#### Material supplied

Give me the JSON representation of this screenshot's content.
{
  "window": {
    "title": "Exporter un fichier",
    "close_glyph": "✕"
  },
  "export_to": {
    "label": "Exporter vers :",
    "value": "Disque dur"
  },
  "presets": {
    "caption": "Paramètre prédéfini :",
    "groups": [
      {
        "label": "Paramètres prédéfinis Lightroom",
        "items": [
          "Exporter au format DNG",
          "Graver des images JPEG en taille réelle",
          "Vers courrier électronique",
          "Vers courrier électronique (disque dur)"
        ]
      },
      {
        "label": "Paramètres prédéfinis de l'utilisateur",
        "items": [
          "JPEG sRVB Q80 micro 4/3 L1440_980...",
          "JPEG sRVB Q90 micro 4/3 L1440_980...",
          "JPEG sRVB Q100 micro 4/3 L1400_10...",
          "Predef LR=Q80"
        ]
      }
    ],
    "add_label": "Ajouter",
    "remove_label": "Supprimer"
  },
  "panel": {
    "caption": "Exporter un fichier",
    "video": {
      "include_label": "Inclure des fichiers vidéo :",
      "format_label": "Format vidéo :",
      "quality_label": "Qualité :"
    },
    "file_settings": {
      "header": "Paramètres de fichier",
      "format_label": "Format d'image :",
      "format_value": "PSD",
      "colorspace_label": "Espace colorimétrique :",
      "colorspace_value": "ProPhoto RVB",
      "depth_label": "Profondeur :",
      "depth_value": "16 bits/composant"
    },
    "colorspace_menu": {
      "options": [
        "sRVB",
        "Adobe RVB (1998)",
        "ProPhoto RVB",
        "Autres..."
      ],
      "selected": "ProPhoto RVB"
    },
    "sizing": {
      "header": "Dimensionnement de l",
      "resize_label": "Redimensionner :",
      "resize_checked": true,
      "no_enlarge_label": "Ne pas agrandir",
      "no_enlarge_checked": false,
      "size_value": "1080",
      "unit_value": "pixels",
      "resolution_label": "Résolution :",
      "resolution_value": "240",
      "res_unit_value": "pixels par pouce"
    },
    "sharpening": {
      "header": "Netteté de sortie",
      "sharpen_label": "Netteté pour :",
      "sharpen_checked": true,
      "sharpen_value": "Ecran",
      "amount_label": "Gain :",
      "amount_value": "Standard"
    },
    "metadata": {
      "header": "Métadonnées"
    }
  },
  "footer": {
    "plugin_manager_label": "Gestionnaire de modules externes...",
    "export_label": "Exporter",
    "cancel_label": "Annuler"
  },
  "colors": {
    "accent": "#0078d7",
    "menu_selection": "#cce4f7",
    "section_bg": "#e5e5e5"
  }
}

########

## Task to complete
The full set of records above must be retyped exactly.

## Task solution
Give me the JSON representation of this screenshot's content.
{
  "window": {
    "title": "Exporter un fichier",
    "close_glyph": "✕"
  },
  "export_to": {
    "label": "Exporter vers :",
    "value": "Disque dur"
  },
  "presets": {
    "caption": "Paramètre prédéfini :",
    "groups": [
      {
        "label": "Paramètres prédéfinis Lightroom",
        "items": [
          "Exporter au format DNG",
          "Graver des images JPEG en taille réelle",
          "Vers courrier électronique",
          "Vers courrier électronique (disque dur)"
        ]
      },
      {
        "label": "Paramètres prédéfinis de l'utilisateur",
        "items": [
          "JPEG sRVB Q80 micro 4/3 L1440_980...",
          "JPEG sRVB Q90 micro 4/3 L1440_980...",
          "JPEG sRVB Q100 micro 4/3 L1400_10...",
          "Predef LR=Q80"
        ]
      }
    ],
    "add_label": "Ajouter",
    "remove_label": "Supprimer"
  },
  "panel": {
    "caption": "Exporter un fichier",
    "video": {
      "include_label": "Inclure des fichiers vidéo :",
      "format_label": "Format vidéo :",
      "quality_label": "Qualité :"
    },
    "file_settings": {
      "header": "Paramètres de fichier",
      "format_label": "Format d'image :",
      "format_value": "PSD",
      "colorspace_label": "Espace colorimétrique :",
      "colorspace_value": "ProPhoto RVB",
      "depth_label": "Profondeur :",
      "depth_value": "16 bits/composant"
    },
    "colorspace_menu": {
      "options": [
        "sRVB",
        "Adobe RVB (1998)",
        "ProPhoto RVB",
        "Autres..."
      ],
      "selected": "ProPhoto RVB"
    },
    "sizing": {
      "header": "Dimensionnement de l",
      "resize_label": "Redimensionner :",
      "resize_checked": true,
      "no_enlarge_label": "Ne pas agrandir",
      "no_enlarge_checked": false,
      "size_value": "1080",
      "unit_value": "pixels",
      "resolution_label": "Résolution :",
      "resolution_value": "240",
      "res_unit_value": "pixels par pouce"
    },
    "sharpening": {
      "header": "Netteté de sortie",
      "sharpen_label": "Netteté pour :",
      "sharpen_checked": true,
      "sharpen_value": "Ecran",
      "amount_label": "Gain :",
      "amount_value": "Standard"
    },
    "metadata": {
      "header": "Métadonnées"
    }
  },
  "footer": {
    "plugin_manager_label": "Gestionnaire de modules externes...",
    "export_label": "Exporter",
    "cancel_label": "Annuler"
  },
  "colors": {
    "accent": "#0078d7",
    "menu_selection": "#cce4f7",
    "section_bg": "#e5e5e5"
  }
}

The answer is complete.